◆ Task goal: The records that follow must be repeated exactly, minus the images.
[Opening Data provided section]
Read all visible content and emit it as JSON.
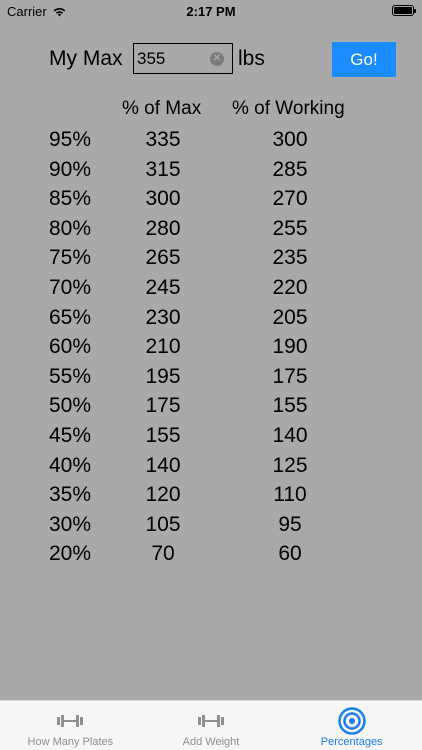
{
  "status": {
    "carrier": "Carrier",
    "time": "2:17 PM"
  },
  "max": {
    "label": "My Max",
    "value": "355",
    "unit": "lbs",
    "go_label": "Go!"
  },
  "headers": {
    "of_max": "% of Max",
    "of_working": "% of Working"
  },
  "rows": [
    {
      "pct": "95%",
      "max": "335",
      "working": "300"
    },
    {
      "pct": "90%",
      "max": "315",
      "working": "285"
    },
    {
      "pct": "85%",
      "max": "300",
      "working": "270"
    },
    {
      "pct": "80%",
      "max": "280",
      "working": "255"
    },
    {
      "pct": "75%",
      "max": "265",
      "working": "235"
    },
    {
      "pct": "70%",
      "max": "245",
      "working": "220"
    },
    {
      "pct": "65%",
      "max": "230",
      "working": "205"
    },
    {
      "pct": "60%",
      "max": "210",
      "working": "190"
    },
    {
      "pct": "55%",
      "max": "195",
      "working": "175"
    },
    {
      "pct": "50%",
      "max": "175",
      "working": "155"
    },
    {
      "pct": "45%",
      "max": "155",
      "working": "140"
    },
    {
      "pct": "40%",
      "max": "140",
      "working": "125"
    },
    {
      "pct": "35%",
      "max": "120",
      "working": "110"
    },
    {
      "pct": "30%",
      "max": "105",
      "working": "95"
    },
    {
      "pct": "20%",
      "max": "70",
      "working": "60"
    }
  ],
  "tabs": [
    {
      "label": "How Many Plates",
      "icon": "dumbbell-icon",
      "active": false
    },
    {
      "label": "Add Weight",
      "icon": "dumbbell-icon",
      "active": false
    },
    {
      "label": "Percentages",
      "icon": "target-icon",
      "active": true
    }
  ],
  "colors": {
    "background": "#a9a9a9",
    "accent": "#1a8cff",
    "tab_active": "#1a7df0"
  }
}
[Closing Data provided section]
◆ Response area:
Read all visible content and emit it as JSON.
{
  "status": {
    "carrier": "Carrier",
    "time": "2:17 PM"
  },
  "max": {
    "label": "My Max",
    "value": "355",
    "unit": "lbs",
    "go_label": "Go!"
  },
  "headers": {
    "of_max": "% of Max",
    "of_working": "% of Working"
  },
  "rows": [
    {
      "pct": "95%",
      "max": "335",
      "working": "300"
    },
    {
      "pct": "90%",
      "max": "315",
      "working": "285"
    },
    {
      "pct": "85%",
      "max": "300",
      "working": "270"
    },
    {
      "pct": "80%",
      "max": "280",
      "working": "255"
    },
    {
      "pct": "75%",
      "max": "265",
      "working": "235"
    },
    {
      "pct": "70%",
      "max": "245",
      "working": "220"
    },
    {
      "pct": "65%",
      "max": "230",
      "working": "205"
    },
    {
      "pct": "60%",
      "max": "210",
      "working": "190"
    },
    {
      "pct": "55%",
      "max": "195",
      "working": "175"
    },
    {
      "pct": "50%",
      "max": "175",
      "working": "155"
    },
    {
      "pct": "45%",
      "max": "155",
      "working": "140"
    },
    {
      "pct": "40%",
      "max": "140",
      "working": "125"
    },
    {
      "pct": "35%",
      "max": "120",
      "working": "110"
    },
    {
      "pct": "30%",
      "max": "105",
      "working": "95"
    },
    {
      "pct": "20%",
      "max": "70",
      "working": "60"
    }
  ],
  "tabs": [
    {
      "label": "How Many Plates",
      "icon": "dumbbell-icon",
      "active": false
    },
    {
      "label": "Add Weight",
      "icon": "dumbbell-icon",
      "active": false
    },
    {
      "label": "Percentages",
      "icon": "target-icon",
      "active": true
    }
  ],
  "colors": {
    "background": "#a9a9a9",
    "accent": "#1a8cff",
    "tab_active": "#1a7df0"
  }
}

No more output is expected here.